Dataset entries

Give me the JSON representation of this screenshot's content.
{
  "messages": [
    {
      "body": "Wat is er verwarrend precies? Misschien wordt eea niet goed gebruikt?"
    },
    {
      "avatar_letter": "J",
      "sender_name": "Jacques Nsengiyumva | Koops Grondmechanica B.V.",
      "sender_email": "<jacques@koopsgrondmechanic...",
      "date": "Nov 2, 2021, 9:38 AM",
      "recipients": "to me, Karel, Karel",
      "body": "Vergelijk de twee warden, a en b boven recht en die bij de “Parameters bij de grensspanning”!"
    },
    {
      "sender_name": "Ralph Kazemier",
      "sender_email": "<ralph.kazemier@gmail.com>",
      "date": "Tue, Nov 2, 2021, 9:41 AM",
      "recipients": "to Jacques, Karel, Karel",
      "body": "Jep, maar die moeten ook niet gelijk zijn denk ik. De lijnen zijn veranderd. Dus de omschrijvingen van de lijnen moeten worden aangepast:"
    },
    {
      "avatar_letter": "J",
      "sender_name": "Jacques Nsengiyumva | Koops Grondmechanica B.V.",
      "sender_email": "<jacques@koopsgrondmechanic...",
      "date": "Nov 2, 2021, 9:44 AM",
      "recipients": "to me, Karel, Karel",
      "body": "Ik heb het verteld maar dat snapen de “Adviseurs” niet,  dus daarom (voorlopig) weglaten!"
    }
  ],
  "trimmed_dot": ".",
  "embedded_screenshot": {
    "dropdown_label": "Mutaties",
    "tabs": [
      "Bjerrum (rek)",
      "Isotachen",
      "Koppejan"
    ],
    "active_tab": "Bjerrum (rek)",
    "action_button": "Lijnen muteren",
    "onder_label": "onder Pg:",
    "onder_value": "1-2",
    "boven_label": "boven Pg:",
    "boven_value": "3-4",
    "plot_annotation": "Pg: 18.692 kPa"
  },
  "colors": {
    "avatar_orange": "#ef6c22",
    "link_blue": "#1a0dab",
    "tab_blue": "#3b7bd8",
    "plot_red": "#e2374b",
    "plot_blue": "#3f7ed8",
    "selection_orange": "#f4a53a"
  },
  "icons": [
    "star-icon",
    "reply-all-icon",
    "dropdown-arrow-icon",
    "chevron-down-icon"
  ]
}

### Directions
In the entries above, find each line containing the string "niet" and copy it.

### Exercise response
      "body": "Wat is er verwarrend precies? Misschien wordt eea niet goed gebruikt?"
      "body": "Jep, maar die moeten ook niet gelijk zijn denk ik. De lijnen zijn veranderd. Dus de omschrijvingen van de lijnen moeten worden aangepast:"
      "body": "Ik heb het verteld maar dat snapen de “Adviseurs” niet,  dus daarom (voorlopig) weglaten!"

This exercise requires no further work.